Twenty years ago, under the leadership of President Bush and countless advocates and champions, we undertook a bipartisan effort through PEPFAR to transform the global fight against HIV/AIDS. It’s been a huge success.
I believe we can do the same with cancer.
Let’s end cancer as we know it and cure some cancers once and for all.
The US President's Emergency Plan for AIDS Relief, or PEPFAR, is arguably the most successful US foreign policy in decades. It expires at the end of this year, although there will certainly be a push to renew it. It’s also proof that Republicans, like Bush, can work together with Democrats, who pushed for the AIDS relief money in Congress. Biden notably wants that to be the model for his cancer effort.
There’s one reason why we’re able to do all of these things: our democracy itself.
It’s the most fundamental thing of all.
With democracy, everything is possible. Without it, nothing is.
For the last few years our democracy has been threatened, attacked, and put at risk.
Put to the test here, in this very room, on January 6th.
And then, just a few months ago, unhinged by the Big Lie, an assailant unleashed political violence in the home of the then-Speaker of this House of Representatives. Using the very same language that insurrectionists who stalked these halls chanted on January 6th.
Here tonight in this chamber is the man who bears the scars of that brutal attack, but is as tough and strong and as resilient as they get.
My friend, Paul Pelosi.
Paul Pelosi, wearing a fedora, was in attendance and sitting next to rock star Bono. They were among the guests invited to this year’s address.
But such a heinous act never should have happened.
We must all speak out. There is no place for political violence in America. In America, we must protect the right to vote, not suppress that fundamental right. We honor the results of our elections, not subvert the will of the people. We must uphold the rule of the law and restore trust in our institutions of democracy.
It is notable that Republicans lost in many of the marquee races featuring election-denying candidates last November. It will be a test of US democracy to see if faith in elections, eroded in recent years, begins to repair.
And we must give hate and extremism in any form no safe harbor.
Democracy must not be a partisan issue. It must be an American issue.
Every generation of Americans has faced a moment where they have been called on to protect our democracy, to defend it, to stand up for it.
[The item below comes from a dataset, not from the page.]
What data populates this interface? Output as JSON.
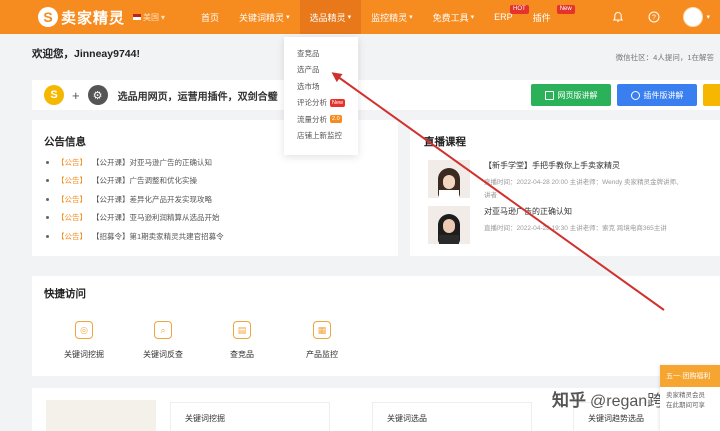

And this is our moment.
Biden made the effort to protect democracy sound like a war here. That phrasing about generations being called on to protect democracy has echoes in previous foreign wars.
My fellow Americans, we meet tonight at an inflection point. One of those moments that only a few generations ever face, where the decisions we make now will decide the course of this nation and of the world for decades to come.
We are not bystanders to history. We are not powerless before the forces that confront us. It is within our power, of We the People. We are facing the test of our time and the time for choosing is at hand.
We must be the nation we have always been at our best. Optimistic. Hopeful. Forward-looking.
A nation that embraces, light over darkness, hope over fear, unity over division. Stability over chaos.
We must see each other not as enemies, but as fellow Americans. We are a good people, the only nation in the world built on an idea.
That all of us, every one of us, is created equal in the image of God. A nation that stands as a beacon to the world. A nation in a new age of possibilities.
So I have come here to fulfill my constitutional duty to report on the state of the union. And here is my report.
Because the soul of this nation is strong, because the backbone of this nation is strong, because the people of this nation are strong, the State of the Union is strong.
As I stand here tonight, I have never been more optimistic about the future of America. We just have to remember who we are.
We are the United States of America and there is nothing, nothing beyond our capacity if we do it together.
May God bless you all. May God protect our troops.